First, let’s address the obvious. Sales within medical markets, over time, become dramatically eclipsed by recreational sales. The variance is surely tied to the recreational market’s ability to easily serve tourists and out-of-towners, while medical markets in Oregon and Colorado (Nevada’s support of two markets is still too young to draw conclusions about trends) limit sales to state residents with medical licenses. In addition, consumers seeking licenses in Oregon and Colorado must pay for them, which also adds to declines in medical sales.
From January through August of this year in Colorado, according to cannabis market research firm BDS Analytyics, sales declined 1.6 percent in the state’s medical channel compared to the same period last year. Two months in 2017 actually saw increases of nearly 15 percent over last year (February and March). But August saw the biggest decline of the year for sales in medical dispensaries — sales of $35.5 million, which represents an 11.7 percent drop compared to last year’s August.
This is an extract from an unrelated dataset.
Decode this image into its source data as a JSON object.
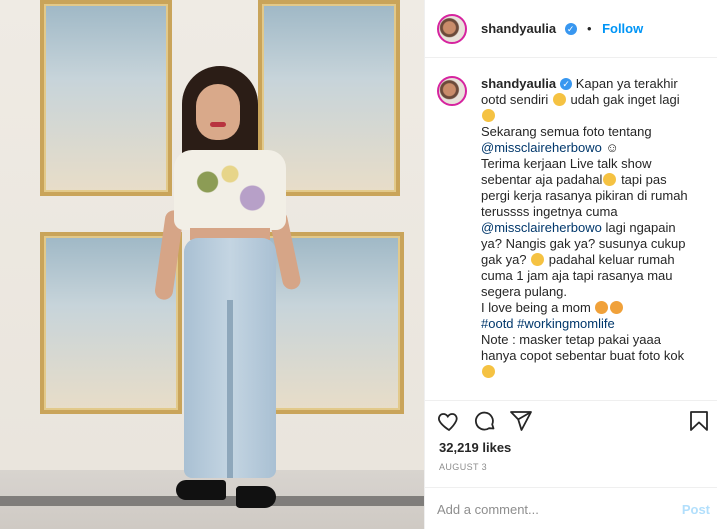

Overall, sales in medical for that time period were $292 million, compared to $733.2 million for recreational.
Declines are more dramatic in Oregon, which last summer finally allowed recreational stores to sell flower as well as edibles and concentrates. The Beaver State’s medical market January through August sold $57.94 million in cannabis, which was a 25.5 percent drop compared to the same period last year. The decline, however, is ratcheting back in Oregon. In January, sales fell by 42.6 percent compared to last year, but in August the decline was just 6 percent.
The medical channel’s nearly $58 million in sales was less than 1/4 of the sales in the recreational channel, which hit $272.6 million during the time period.
While sales do generally decline within medical channels, the marketplace remains robust and, for many brands, important outlets for their products.
The types of purchases surely vary between markets.
So far this year in the medical channel, 51 percent of sales went to flower, while 33 percent were dedicated to concentrates, 11 percent for edibles and 2 percent for pre-rolls. The average pre-tax price was $5.61.
In the state’s recreational channel, flower are not quite as strong, capturing 47 percent of the market. And the popularity of concentrates within the medical channel, too, is weaker in the recreational channel, with 24 percent of the market. However, recreational consumers spend enough on edibles for that category to grab 17 percent of the market. And recreational consumers, too, are much more fond of pre-rolls, which represent 7 percent of sales within the channel. The average price was $8.89, which illustrates one consumer advantage to shopping in medical stores in Colorado — prices are significantly lower.
In Oregon, the breakdown for medical is:
- Flower 49 %
- Concentrate 26%
- Edible 16%
- Pre-roll 5%
- Flower 52%
- Concentrates 21%
- Edibles 13%
- Pre-rolls 7%
Differences between consumers in Colorado are slightly more pronounced than in Oregon. In comparing sales between the states, there is one interesting data point: In Colorado, flower is more popular in the medical channel, while in Oregon market-share for flower is higher in the recreational channel.